**PROBLEM DETAILS**: The word "icon" marks the lines to report; pull each of them from the listing.

/---

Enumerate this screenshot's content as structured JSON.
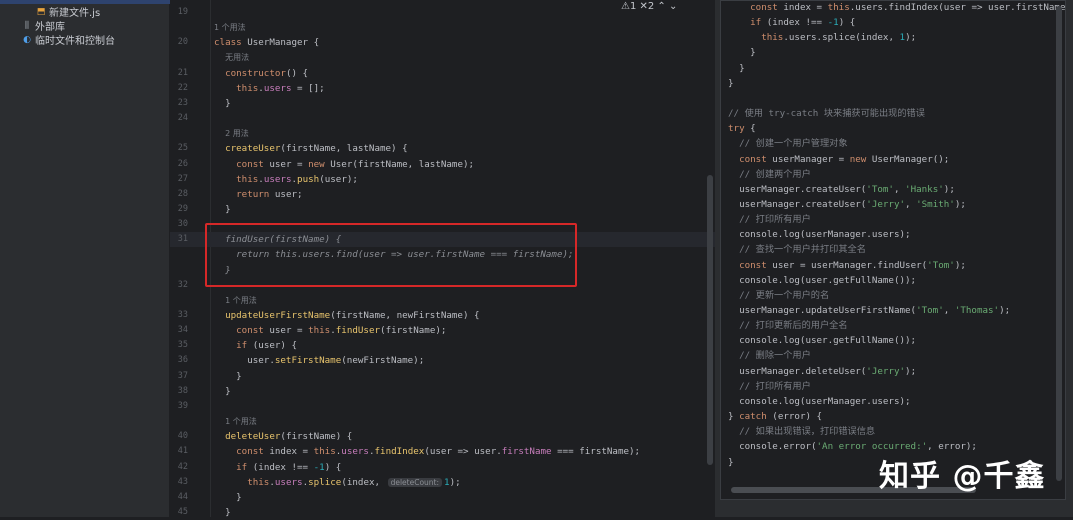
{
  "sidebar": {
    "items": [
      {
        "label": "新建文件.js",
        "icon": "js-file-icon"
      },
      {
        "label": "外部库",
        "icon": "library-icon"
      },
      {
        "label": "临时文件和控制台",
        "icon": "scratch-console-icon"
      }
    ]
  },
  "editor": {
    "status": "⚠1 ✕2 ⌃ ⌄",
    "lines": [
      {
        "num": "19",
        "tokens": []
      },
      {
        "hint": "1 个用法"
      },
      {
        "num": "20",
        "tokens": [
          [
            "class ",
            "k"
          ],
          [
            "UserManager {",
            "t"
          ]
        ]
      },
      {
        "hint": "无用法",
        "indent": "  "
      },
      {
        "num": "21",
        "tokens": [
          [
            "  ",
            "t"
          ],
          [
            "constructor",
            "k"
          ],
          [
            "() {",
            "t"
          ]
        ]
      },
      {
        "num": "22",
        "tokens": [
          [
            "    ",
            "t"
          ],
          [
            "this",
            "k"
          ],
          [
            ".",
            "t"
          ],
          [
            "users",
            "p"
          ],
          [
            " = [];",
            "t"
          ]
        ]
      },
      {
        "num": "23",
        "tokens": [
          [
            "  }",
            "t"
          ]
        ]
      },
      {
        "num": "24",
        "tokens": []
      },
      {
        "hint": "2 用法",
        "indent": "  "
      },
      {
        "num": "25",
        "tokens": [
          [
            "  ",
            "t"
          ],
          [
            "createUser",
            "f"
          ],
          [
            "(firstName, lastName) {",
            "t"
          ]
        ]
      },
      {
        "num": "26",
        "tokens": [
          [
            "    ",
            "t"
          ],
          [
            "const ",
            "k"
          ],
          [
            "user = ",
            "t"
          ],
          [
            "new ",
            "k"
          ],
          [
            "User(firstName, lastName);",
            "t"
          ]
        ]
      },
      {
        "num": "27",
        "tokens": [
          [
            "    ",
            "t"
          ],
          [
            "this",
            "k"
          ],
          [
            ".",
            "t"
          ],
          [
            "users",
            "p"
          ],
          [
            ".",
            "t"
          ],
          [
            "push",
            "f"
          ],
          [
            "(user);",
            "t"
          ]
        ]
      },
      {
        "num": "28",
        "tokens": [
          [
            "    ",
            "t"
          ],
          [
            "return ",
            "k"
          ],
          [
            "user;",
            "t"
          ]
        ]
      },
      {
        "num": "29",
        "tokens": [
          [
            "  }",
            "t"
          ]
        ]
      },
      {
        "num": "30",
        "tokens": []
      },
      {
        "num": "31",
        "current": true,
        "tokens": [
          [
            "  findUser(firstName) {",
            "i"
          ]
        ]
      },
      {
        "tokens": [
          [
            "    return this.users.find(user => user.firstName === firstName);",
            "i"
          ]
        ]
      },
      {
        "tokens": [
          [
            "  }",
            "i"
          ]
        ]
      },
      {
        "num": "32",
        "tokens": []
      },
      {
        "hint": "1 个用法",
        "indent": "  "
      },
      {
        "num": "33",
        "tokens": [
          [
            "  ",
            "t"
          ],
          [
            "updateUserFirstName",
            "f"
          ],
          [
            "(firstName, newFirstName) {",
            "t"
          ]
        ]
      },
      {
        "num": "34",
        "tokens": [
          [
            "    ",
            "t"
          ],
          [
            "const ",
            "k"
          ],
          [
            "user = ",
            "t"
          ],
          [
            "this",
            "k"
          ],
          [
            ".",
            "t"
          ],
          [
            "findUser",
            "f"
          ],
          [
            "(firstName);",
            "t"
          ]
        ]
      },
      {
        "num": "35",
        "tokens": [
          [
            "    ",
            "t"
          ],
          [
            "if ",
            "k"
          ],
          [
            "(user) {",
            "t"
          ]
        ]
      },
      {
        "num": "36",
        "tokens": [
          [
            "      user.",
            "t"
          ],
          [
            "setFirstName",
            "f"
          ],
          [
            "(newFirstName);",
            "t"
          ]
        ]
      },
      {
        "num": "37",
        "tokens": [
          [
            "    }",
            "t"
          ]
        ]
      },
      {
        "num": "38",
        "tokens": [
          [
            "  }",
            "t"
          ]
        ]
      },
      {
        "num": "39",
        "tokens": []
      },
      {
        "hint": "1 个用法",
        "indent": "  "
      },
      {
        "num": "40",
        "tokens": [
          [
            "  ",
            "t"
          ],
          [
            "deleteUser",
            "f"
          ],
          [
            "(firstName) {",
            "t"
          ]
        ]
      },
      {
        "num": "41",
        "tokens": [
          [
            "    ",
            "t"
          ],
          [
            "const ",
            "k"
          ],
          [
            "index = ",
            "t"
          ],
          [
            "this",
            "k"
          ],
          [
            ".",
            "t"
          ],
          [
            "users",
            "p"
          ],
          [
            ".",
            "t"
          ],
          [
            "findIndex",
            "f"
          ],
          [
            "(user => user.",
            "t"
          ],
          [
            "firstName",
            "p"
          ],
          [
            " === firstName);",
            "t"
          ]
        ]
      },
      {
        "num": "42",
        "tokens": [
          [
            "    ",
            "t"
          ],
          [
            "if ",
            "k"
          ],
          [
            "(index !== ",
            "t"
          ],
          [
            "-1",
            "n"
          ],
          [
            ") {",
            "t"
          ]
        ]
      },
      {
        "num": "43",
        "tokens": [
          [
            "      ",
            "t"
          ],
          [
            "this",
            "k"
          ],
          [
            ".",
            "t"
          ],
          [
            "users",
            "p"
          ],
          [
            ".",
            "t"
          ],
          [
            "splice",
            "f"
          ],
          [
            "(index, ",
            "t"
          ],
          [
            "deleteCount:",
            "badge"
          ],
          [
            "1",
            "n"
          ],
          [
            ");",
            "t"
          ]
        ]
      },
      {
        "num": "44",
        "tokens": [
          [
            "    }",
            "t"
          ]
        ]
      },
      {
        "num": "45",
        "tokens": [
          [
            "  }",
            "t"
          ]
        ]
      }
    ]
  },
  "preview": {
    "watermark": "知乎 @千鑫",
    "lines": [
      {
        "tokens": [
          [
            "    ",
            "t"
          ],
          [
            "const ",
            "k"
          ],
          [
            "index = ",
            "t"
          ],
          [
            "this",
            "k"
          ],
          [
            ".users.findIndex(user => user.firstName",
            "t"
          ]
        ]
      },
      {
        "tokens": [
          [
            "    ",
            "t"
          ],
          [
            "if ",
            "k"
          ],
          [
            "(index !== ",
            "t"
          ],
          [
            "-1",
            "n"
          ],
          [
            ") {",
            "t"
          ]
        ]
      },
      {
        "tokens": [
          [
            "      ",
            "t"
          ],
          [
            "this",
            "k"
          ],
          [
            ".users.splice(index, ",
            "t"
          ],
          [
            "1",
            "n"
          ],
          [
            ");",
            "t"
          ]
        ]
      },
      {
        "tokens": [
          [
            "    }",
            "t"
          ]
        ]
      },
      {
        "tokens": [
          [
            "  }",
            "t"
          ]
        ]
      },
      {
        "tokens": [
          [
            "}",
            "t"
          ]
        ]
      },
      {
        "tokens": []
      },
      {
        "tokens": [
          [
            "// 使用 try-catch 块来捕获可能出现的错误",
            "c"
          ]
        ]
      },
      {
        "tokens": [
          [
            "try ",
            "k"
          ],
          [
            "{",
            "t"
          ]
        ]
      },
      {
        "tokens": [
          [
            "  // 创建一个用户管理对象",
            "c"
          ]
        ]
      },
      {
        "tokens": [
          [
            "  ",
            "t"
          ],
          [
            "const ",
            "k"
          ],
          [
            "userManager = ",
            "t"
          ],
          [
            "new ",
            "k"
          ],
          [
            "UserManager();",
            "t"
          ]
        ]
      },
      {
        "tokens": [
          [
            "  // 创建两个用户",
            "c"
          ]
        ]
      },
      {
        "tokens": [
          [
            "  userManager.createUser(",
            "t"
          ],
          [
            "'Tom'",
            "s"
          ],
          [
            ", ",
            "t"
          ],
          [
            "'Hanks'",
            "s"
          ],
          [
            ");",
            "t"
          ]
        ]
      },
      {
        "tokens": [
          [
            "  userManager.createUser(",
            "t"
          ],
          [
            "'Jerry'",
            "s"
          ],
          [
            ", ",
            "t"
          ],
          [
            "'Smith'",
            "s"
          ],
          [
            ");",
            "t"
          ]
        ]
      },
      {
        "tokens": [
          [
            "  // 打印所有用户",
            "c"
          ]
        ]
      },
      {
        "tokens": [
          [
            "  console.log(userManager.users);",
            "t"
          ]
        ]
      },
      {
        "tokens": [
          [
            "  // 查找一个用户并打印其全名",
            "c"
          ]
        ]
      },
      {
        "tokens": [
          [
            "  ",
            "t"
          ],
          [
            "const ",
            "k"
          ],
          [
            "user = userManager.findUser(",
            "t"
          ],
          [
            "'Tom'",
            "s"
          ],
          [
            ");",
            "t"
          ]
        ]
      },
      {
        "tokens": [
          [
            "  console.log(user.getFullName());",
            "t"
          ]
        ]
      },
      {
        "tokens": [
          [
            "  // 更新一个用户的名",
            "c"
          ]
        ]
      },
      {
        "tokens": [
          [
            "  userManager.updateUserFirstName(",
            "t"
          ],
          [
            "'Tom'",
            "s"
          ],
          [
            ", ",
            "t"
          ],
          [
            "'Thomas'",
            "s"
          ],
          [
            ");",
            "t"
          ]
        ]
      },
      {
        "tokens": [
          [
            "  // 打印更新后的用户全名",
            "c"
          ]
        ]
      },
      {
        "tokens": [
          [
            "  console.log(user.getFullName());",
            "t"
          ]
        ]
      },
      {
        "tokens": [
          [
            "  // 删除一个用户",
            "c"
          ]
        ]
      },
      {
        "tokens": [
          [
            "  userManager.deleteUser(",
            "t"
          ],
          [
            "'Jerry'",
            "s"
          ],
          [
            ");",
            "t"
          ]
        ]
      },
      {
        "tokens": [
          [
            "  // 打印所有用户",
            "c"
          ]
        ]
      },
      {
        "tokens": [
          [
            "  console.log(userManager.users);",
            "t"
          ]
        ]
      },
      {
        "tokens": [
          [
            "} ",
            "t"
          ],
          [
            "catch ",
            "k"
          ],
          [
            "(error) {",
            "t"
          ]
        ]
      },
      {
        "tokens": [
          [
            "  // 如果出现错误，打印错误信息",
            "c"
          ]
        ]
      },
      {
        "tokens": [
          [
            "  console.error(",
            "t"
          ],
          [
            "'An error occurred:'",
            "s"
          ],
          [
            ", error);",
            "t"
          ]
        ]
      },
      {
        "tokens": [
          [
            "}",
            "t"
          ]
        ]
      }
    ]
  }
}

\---
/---

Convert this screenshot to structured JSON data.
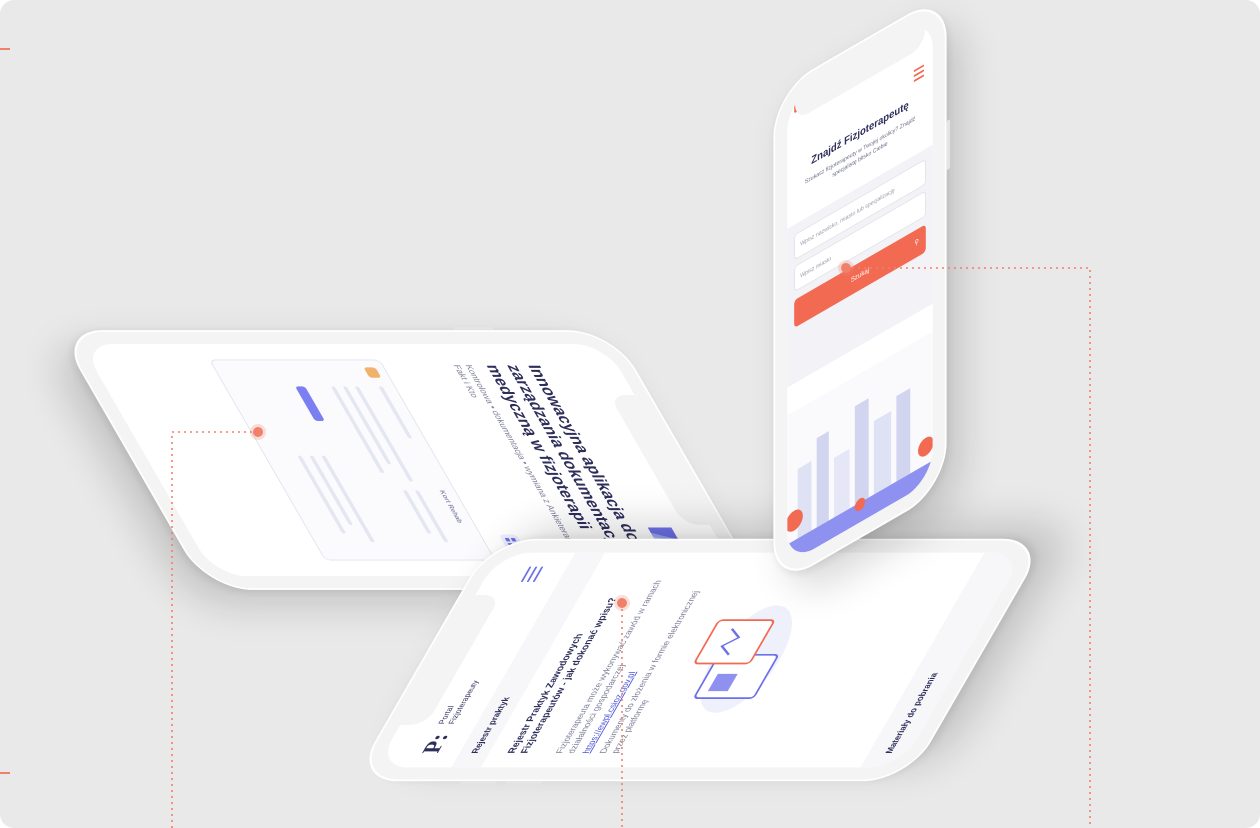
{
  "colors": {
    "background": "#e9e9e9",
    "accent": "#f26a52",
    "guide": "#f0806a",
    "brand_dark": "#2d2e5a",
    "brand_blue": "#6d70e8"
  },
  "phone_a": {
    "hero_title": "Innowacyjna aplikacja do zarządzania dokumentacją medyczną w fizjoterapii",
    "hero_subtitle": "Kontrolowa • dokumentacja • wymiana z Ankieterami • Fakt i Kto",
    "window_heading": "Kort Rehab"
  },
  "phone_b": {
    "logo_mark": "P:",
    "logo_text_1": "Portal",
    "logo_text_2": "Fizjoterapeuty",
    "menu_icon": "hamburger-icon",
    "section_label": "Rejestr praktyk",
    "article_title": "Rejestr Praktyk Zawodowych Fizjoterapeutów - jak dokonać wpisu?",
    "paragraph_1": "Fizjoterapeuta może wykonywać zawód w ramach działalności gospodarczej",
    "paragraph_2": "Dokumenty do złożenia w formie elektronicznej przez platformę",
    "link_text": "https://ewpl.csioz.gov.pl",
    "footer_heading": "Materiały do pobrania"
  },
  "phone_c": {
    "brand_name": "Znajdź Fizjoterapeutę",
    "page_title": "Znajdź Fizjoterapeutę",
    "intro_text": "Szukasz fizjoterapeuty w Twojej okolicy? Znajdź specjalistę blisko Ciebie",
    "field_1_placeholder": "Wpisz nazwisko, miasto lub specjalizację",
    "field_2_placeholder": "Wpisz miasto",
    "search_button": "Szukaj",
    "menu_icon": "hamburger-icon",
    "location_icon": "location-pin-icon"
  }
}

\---

**WRITTEN SOLUTION**:
        "icon": "js-file-icon"
        "icon": "library-icon"
        "icon": "scratch-console-icon"
    "menu_icon": "hamburger-icon",
    "menu_icon": "hamburger-icon",
    "location_icon": "location-pin-icon"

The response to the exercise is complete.